# WHAT IS REQUIRED
The whole listing below should be retyped exactly, without any images.

# DATASET
········

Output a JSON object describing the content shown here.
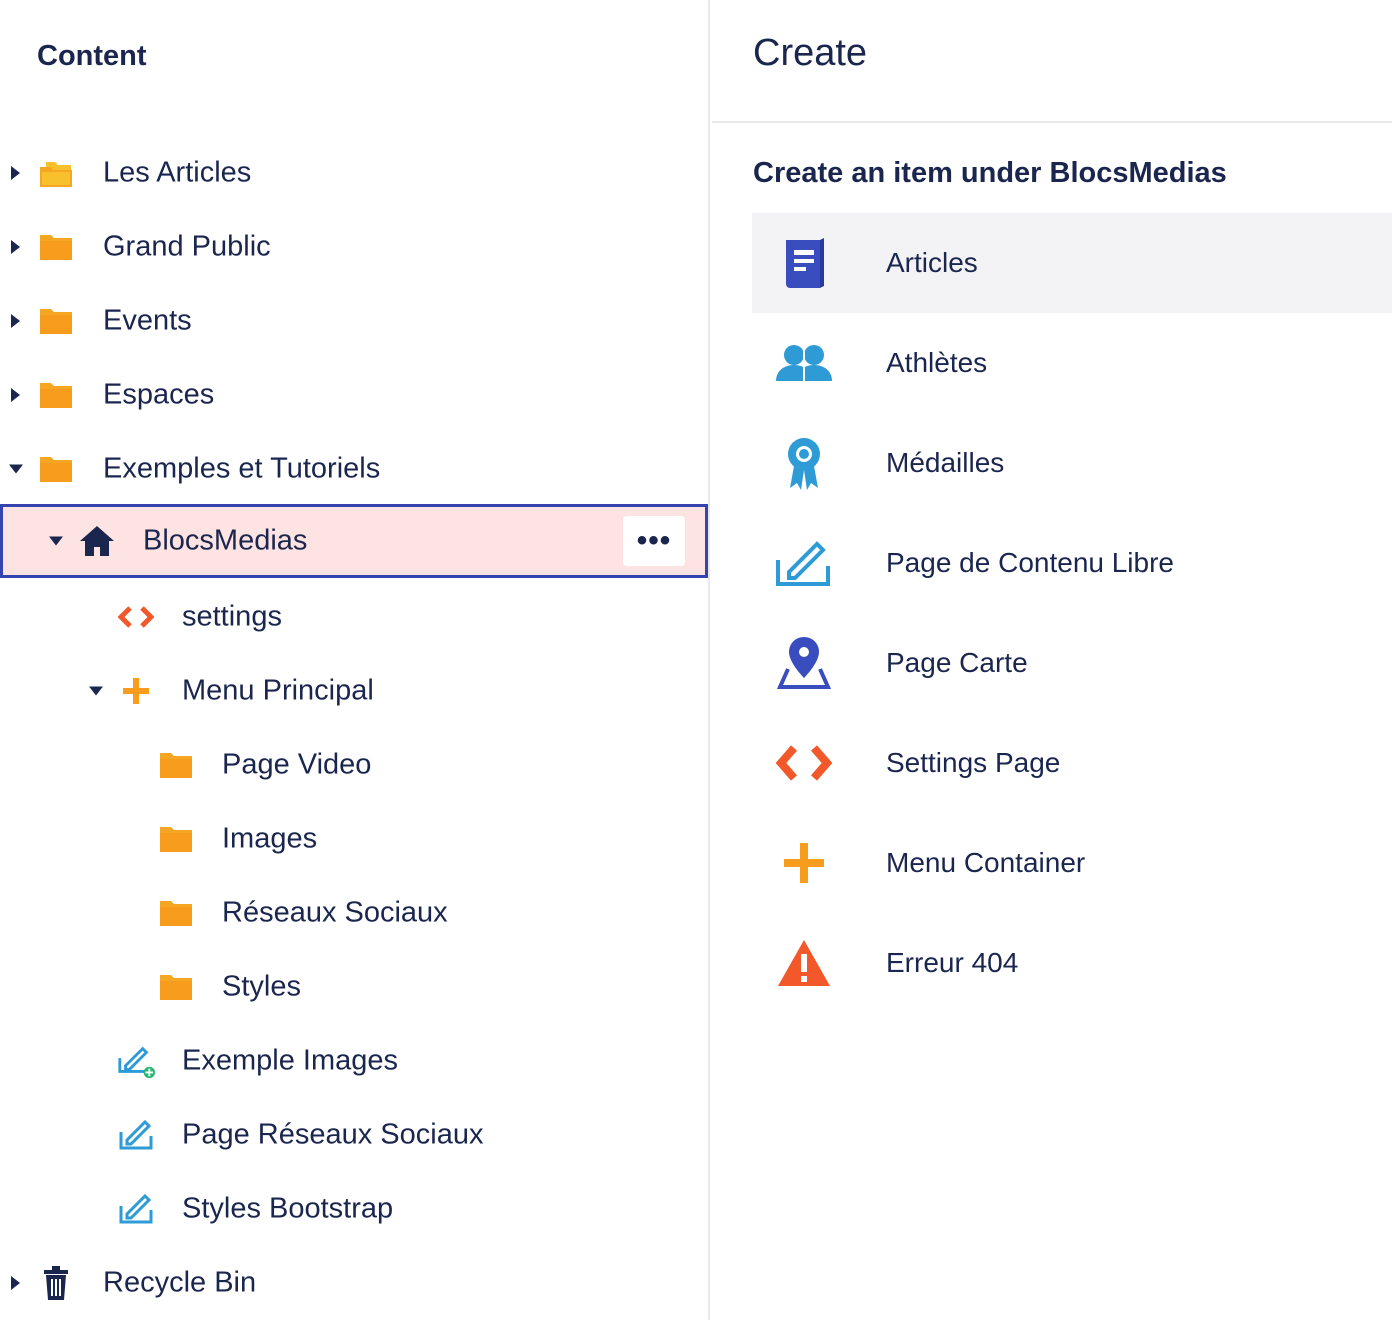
{
  "tree": {
    "title": "Content",
    "items": [
      {
        "label": "Les Articles",
        "icon": "folder-open-icon"
      },
      {
        "label": "Grand Public",
        "icon": "folder-icon"
      },
      {
        "label": "Events",
        "icon": "folder-icon"
      },
      {
        "label": "Espaces",
        "icon": "folder-icon"
      },
      {
        "label": "Exemples et Tutoriels",
        "icon": "folder-icon"
      },
      {
        "label": "BlocsMedias",
        "icon": "home-icon",
        "actions": "•••"
      },
      {
        "label": "settings",
        "icon": "code-icon"
      },
      {
        "label": "Menu Principal",
        "icon": "plus-icon"
      },
      {
        "label": "Page Video",
        "icon": "folder-icon"
      },
      {
        "label": "Images",
        "icon": "folder-icon"
      },
      {
        "label": "Réseaux Sociaux",
        "icon": "folder-icon"
      },
      {
        "label": "Styles",
        "icon": "folder-icon"
      },
      {
        "label": "Exemple Images",
        "icon": "edit-add-icon"
      },
      {
        "label": "Page Réseaux Sociaux",
        "icon": "edit-icon"
      },
      {
        "label": "Styles Bootstrap",
        "icon": "edit-icon"
      },
      {
        "label": "Recycle Bin",
        "icon": "trash-icon"
      }
    ]
  },
  "create": {
    "title": "Create",
    "subtitle": "Create an item under BlocsMedias",
    "items": [
      {
        "label": "Articles",
        "icon": "book-icon"
      },
      {
        "label": "Athlètes",
        "icon": "users-icon"
      },
      {
        "label": "Médailles",
        "icon": "medal-icon"
      },
      {
        "label": "Page de Contenu Libre",
        "icon": "edit-icon"
      },
      {
        "label": "Page Carte",
        "icon": "map-pin-icon"
      },
      {
        "label": "Settings Page",
        "icon": "code-icon"
      },
      {
        "label": "Menu Container",
        "icon": "plus-icon"
      },
      {
        "label": "Erreur 404",
        "icon": "warning-icon"
      }
    ]
  },
  "colors": {
    "text": "#1b264f",
    "folder": "#f5a623",
    "selected_bg": "#fde3e1",
    "selected_border": "#3544b1",
    "code": "#f2582a",
    "plus": "#f79c1c",
    "edit": "#2e9bd6",
    "book": "#3a4dbf",
    "users": "#2e9bd6",
    "hover_bg": "#f3f3f5"
  }
}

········

# RESULT
Output a JSON object describing the content shown here.
{
  "tree": {
    "title": "Content",
    "items": [
      {
        "label": "Les Articles",
        "icon": "folder-open-icon"
      },
      {
        "label": "Grand Public",
        "icon": "folder-icon"
      },
      {
        "label": "Events",
        "icon": "folder-icon"
      },
      {
        "label": "Espaces",
        "icon": "folder-icon"
      },
      {
        "label": "Exemples et Tutoriels",
        "icon": "folder-icon"
      },
      {
        "label": "BlocsMedias",
        "icon": "home-icon",
        "actions": "•••"
      },
      {
        "label": "settings",
        "icon": "code-icon"
      },
      {
        "label": "Menu Principal",
        "icon": "plus-icon"
      },
      {
        "label": "Page Video",
        "icon": "folder-icon"
      },
      {
        "label": "Images",
        "icon": "folder-icon"
      },
      {
        "label": "Réseaux Sociaux",
        "icon": "folder-icon"
      },
      {
        "label": "Styles",
        "icon": "folder-icon"
      },
      {
        "label": "Exemple Images",
        "icon": "edit-add-icon"
      },
      {
        "label": "Page Réseaux Sociaux",
        "icon": "edit-icon"
      },
      {
        "label": "Styles Bootstrap",
        "icon": "edit-icon"
      },
      {
        "label": "Recycle Bin",
        "icon": "trash-icon"
      }
    ]
  },
  "create": {
    "title": "Create",
    "subtitle": "Create an item under BlocsMedias",
    "items": [
      {
        "label": "Articles",
        "icon": "book-icon"
      },
      {
        "label": "Athlètes",
        "icon": "users-icon"
      },
      {
        "label": "Médailles",
        "icon": "medal-icon"
      },
      {
        "label": "Page de Contenu Libre",
        "icon": "edit-icon"
      },
      {
        "label": "Page Carte",
        "icon": "map-pin-icon"
      },
      {
        "label": "Settings Page",
        "icon": "code-icon"
      },
      {
        "label": "Menu Container",
        "icon": "plus-icon"
      },
      {
        "label": "Erreur 404",
        "icon": "warning-icon"
      }
    ]
  },
  "colors": {
    "text": "#1b264f",
    "folder": "#f5a623",
    "selected_bg": "#fde3e1",
    "selected_border": "#3544b1",
    "code": "#f2582a",
    "plus": "#f79c1c",
    "edit": "#2e9bd6",
    "book": "#3a4dbf",
    "users": "#2e9bd6",
    "hover_bg": "#f3f3f5"
  }
}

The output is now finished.